The 48th Highlanders of Canada were formed as a militia unit in Toronto by Lieutenant Colonel John Davidson in 1891. On the formation of the Canadian Expeditionary Force in 1914, the 15th Battalion was recruited from Toronto and retained a strong influence from the city’s home regiment, taking their name as the battalion subtitle.
On 23rd August 1918 the 15th Battalion were brought out of the line to recently cleaned billets at Boves (east of Amiens). The next 24 hours were spent in attending the Sunday church parade and cleaning their equipment. Their turn to move north to Arras was about to begin.
They left Boves at 1500 hours on the 25th August 1918 marching to the Saleux railway yard. It was a slow march as many of the men were suffering from dysentery and the battalion had to keep pausing to allow the men to recover.
Through the night they rattled their way across Picardie to Aubigny-en-Artois some 20 kilometres behind the Arras front. It was just after 0800 hours and the men managed to avail themselves of a hot meal whilst they awaited their buses. Major John Girvan MC returning from leave that morning had taken over command of the battalion and had been instructed to get his men onto buses and away to Arras.
In Aubigny Communal Cemetery Extension you will find the grave of Claude Nunney VC DCM MM of the 38th Bn Canadian Infantry who was awarded his VC for work carried out attacking the Drocourt-Quéant Line.
The news coming in from the front was promising. That morning the 2nd and 3rd Canadian Divisions had launched an attack on the far side of Arras; Monchy le Preux had fallen (again) and the Canadian Corps were advancing from Arras towards Cambrai astride the old Roman road.
Arriving on the outskirts of Arras the Highlanders debussed at the Baudimont Gate (Now a large junction near the Regional Hospital) and from there they marched around the old fortifications to the moat of the citadelle. Fifteen months previously tanks had been parked here prior to the Battle of Arras, now the kilted Canadians rested for the moment and awaited their orders.
The Canadians were approaching the Drocourt-Quéant Line, a keystone of the Hindenburg Line defensive system. Behind it lay the partially completed Canal du Nord. From there they would no longer be conquering ground but liberating the northern towns and villages of France, communes that had witnessed nothing but feldgrau since 1914.
The Highlanders left the semi comfort of Arras on the 27th and marched out to Telegraph Hill south of Tilloy les Mofflaines and then to positions just behind Wancourt later in the evening.

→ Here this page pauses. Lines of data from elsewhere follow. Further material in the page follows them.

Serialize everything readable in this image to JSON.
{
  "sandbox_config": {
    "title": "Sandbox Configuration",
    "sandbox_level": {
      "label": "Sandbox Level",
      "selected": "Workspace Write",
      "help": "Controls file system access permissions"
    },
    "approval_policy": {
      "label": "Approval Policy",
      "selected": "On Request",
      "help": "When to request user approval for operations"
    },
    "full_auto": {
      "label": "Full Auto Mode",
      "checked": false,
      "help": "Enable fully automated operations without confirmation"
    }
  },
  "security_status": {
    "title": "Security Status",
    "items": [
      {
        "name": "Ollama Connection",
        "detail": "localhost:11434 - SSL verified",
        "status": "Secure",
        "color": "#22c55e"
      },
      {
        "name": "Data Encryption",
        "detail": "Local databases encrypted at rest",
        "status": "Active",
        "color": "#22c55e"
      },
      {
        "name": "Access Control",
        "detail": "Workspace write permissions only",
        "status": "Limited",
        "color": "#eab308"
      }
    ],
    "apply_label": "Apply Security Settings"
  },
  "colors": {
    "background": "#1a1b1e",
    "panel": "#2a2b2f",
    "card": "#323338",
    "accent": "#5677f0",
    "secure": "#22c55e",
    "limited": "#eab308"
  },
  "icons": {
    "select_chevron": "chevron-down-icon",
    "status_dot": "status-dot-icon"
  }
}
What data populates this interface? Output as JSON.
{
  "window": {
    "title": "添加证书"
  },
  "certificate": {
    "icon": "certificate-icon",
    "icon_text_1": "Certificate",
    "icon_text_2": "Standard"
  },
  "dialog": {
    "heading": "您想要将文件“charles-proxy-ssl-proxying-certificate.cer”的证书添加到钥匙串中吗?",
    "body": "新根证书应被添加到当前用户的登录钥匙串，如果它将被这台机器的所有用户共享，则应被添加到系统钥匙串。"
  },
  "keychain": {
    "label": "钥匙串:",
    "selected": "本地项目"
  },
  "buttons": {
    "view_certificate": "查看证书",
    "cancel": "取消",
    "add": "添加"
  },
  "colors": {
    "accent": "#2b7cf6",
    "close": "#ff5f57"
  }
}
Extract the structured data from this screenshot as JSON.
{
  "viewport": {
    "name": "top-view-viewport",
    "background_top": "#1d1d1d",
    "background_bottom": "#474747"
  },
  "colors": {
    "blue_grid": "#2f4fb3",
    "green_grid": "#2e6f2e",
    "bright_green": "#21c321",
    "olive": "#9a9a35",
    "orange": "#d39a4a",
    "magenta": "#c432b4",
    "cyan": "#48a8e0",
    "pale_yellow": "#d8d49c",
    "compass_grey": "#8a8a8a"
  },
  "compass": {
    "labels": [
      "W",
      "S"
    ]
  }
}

As rain started to fall the following day they remained at Wancourt until late in the evening when they were moved forward to take over the front line in front of Chérisy. They were relieving men from 2nd Canadian Division who had been in combat all day.
It had not been a simple matter to find the front line. After years of static warfare where gains even on the best of days tended to be limited, the move to open warfare had stretched communications in both directions to its limit.
The relieving force was simply told to advance – in that direction – and take over the line when you encountered it.
The Highlanders set up their Headquarters in the Sun Quarry just south of Chérisy. Their so called line was a system of irregular craters and chalky shell holes.
Although they were not for the moment engaged in any fighting the battalion continued to suffer casualties (11 killed and 28 wounded) as highly effective German artillery continued to harass their positions.
As evening fell on 30th August a German shell landed directly on the HQ dugout at Sun Quarry. As these positions were the old German trenches the entrance faced the German lines and the shell came straight through it.
Within were the CO, Major Girvan, a group of officers, signallers, runners and a newspaper reporter. The shell exploded putting out the lamps and smashing the table. As the dust settled the only sound that could be heard was the flutter of the pigeons’ wings as they settled back down again.
The gathered humans picked themselves up, dusted themselves down, and possibly gave thanks to numerous good luck charms and deities — everybody had survived a direct hit.
The following morning the 1st Canadian Brigade moved up to the front line for an operation against Upton Wood; a major obstacle on the left of the Highlanders. Throughout the day the battle for the wood rolled back and forth until it was finally secured by the Canadians.
Then, on the afternoon of the 31st August the Highlanders were ordered to take over the newly captured and consolidated trenches with their front line position in Ulster Trench a few hundred metres further down the road towards Hendecourt lès Cagnicourt.
At dawn they were to attack a feature known as the Crow’s Nest and the Château Wood at Hendecourt.